Data supplied →
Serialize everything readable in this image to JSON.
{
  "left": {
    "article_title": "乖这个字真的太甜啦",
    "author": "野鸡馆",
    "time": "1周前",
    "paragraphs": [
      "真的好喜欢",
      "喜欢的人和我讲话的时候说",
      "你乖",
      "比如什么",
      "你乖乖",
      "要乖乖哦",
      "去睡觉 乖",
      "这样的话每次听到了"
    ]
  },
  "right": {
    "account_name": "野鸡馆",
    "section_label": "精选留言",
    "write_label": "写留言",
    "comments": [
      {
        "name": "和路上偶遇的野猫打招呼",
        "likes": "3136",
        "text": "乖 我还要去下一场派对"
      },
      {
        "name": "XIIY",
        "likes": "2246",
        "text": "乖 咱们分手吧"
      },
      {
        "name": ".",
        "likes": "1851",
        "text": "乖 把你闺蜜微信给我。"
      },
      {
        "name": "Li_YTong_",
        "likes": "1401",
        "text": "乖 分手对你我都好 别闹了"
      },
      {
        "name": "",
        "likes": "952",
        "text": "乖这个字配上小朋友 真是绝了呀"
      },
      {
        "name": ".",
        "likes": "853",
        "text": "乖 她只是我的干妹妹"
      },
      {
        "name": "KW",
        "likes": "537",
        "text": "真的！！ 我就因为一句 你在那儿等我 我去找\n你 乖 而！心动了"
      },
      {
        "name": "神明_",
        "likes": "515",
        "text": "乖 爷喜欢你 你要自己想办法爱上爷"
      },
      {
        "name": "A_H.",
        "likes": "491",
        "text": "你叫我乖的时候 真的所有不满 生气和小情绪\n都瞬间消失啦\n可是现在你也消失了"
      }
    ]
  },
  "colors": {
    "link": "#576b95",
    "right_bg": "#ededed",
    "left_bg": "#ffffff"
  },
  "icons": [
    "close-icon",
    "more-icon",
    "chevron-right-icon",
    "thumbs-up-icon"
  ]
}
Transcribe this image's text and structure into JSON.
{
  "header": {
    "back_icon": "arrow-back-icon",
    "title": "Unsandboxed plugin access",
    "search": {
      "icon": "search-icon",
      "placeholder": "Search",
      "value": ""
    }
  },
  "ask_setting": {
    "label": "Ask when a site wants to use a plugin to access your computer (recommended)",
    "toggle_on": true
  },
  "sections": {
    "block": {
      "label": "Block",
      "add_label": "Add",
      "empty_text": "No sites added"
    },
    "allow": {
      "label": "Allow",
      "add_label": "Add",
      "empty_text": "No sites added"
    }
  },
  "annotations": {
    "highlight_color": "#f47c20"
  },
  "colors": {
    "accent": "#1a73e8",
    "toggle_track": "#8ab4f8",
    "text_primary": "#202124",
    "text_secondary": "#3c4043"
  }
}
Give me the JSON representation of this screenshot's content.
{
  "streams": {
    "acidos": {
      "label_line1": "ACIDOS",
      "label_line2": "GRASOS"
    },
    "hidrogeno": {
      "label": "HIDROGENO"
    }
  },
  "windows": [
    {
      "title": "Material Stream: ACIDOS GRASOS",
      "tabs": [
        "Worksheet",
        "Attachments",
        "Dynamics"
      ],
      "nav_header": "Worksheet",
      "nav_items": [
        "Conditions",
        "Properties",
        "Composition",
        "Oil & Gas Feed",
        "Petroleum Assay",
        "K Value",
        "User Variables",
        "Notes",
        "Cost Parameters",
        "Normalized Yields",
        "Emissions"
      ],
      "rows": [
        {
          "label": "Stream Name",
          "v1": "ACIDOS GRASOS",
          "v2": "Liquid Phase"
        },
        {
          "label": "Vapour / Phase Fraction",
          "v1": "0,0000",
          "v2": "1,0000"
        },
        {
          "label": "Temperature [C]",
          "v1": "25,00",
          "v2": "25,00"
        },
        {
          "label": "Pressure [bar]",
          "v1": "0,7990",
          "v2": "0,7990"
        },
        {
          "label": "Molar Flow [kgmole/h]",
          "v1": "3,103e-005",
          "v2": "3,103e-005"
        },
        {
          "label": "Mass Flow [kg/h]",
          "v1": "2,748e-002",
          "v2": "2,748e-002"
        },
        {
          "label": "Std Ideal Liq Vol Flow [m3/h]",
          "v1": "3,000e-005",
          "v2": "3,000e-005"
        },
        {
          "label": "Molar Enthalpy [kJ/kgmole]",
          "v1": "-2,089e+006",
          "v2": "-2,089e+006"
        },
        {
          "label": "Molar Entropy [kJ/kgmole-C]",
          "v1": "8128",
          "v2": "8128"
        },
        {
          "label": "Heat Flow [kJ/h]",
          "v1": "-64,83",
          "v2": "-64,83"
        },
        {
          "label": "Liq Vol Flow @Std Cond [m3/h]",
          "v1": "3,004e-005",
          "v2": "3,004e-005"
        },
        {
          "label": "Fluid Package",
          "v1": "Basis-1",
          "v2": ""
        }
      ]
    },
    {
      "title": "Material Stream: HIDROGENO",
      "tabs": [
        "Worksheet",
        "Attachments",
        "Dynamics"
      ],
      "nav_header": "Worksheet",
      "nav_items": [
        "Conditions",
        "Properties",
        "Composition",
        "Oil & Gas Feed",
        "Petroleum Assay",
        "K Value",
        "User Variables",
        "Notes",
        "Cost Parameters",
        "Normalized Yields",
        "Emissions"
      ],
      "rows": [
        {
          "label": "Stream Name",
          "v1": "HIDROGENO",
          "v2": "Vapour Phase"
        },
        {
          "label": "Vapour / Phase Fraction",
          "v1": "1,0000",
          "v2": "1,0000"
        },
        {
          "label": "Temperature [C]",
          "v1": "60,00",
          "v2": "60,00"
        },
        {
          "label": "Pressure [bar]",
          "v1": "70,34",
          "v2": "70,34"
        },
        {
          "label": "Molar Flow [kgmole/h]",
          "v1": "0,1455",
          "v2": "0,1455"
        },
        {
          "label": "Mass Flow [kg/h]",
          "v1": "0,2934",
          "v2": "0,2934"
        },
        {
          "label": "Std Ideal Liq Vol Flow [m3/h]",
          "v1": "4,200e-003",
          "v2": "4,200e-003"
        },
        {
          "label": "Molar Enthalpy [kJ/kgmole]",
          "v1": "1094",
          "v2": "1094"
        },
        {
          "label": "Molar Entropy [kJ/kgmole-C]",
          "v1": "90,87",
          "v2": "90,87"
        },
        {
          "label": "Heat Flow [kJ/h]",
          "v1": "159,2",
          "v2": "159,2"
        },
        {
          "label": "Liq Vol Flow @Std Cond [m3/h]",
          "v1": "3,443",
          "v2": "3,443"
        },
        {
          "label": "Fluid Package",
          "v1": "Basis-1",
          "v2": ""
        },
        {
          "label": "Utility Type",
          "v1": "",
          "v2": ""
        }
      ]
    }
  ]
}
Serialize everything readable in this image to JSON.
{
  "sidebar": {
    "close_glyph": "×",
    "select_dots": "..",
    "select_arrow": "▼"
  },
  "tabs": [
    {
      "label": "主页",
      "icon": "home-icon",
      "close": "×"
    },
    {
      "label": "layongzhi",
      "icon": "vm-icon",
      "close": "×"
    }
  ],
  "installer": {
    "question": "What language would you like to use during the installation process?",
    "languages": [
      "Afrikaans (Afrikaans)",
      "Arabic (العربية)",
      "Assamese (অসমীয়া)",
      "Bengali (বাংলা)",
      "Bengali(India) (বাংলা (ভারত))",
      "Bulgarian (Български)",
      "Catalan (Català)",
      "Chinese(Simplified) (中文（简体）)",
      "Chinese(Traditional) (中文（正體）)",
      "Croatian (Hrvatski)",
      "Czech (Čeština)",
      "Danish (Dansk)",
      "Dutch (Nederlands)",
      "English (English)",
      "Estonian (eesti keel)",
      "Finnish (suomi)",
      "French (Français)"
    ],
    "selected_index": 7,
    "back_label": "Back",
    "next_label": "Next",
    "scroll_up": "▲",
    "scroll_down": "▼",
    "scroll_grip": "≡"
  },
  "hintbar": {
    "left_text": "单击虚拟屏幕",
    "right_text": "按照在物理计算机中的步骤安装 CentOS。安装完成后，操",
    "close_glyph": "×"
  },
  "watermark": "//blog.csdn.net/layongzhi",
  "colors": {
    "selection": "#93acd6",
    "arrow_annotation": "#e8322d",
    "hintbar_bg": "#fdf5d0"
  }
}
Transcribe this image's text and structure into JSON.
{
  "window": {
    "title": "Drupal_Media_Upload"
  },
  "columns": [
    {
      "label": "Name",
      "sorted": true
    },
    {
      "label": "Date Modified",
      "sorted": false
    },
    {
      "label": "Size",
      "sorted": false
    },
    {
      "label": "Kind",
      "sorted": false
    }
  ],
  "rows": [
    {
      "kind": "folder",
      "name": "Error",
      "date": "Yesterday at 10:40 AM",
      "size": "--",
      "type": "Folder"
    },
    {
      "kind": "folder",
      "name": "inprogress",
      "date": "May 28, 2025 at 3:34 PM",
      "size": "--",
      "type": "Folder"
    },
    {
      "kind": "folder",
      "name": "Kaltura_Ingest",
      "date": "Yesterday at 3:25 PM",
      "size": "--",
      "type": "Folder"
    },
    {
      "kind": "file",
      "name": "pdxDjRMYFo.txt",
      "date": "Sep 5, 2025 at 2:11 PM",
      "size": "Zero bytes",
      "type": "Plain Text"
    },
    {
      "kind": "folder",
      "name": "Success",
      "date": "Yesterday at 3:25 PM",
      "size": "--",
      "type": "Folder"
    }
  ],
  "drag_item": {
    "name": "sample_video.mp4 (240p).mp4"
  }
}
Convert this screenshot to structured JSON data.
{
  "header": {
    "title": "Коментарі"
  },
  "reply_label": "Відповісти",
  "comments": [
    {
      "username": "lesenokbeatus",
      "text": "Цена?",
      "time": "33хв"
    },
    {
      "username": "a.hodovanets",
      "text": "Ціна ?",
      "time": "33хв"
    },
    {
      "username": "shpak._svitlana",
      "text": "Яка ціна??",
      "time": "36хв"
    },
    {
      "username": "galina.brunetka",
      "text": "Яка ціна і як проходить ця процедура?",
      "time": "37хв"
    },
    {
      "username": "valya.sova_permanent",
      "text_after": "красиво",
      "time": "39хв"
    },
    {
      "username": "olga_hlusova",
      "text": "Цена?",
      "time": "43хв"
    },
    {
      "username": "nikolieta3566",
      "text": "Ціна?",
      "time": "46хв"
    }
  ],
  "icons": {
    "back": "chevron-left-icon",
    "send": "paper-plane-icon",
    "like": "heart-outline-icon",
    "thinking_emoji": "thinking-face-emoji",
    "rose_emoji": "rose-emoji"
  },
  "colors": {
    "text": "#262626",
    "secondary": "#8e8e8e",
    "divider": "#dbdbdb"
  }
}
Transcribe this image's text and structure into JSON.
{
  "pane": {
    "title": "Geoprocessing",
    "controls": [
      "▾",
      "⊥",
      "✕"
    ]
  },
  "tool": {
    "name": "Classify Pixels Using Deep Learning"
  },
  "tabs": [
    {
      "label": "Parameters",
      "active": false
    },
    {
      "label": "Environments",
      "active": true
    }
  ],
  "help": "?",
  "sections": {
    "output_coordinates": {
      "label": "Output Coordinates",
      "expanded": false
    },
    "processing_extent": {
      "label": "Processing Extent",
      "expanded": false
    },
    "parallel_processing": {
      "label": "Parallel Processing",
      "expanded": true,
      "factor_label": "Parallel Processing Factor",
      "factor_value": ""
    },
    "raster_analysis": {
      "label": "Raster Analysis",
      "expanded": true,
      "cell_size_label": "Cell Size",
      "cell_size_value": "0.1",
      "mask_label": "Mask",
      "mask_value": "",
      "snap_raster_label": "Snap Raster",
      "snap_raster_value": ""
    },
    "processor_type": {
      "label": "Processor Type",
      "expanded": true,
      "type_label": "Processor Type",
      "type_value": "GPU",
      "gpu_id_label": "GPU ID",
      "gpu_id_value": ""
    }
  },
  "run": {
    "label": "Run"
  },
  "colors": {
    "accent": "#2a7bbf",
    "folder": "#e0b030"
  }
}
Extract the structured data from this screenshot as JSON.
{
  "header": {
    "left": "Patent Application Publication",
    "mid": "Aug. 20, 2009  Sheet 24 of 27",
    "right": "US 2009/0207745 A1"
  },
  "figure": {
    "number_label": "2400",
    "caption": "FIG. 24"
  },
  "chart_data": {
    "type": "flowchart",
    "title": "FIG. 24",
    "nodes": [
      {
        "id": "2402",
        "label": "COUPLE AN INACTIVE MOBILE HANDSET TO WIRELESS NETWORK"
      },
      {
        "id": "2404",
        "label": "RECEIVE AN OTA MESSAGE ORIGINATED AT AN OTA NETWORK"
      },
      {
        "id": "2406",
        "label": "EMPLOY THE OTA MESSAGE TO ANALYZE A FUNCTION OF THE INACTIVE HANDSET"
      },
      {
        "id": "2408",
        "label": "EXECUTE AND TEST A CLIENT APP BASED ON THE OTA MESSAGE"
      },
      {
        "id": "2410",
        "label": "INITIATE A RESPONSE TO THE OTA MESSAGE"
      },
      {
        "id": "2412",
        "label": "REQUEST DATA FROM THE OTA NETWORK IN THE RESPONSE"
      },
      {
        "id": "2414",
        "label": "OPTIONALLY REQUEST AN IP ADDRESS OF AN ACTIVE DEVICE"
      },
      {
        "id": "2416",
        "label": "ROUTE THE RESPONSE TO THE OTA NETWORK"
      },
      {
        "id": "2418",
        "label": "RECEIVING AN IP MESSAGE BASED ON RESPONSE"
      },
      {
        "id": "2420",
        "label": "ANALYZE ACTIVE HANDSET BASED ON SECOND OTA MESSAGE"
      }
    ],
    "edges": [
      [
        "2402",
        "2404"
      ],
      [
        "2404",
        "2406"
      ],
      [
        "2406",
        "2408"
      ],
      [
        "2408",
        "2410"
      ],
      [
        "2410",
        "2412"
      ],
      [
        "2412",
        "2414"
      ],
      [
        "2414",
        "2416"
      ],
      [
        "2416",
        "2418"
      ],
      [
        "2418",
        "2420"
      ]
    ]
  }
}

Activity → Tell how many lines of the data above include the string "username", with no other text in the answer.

Exercise output → 7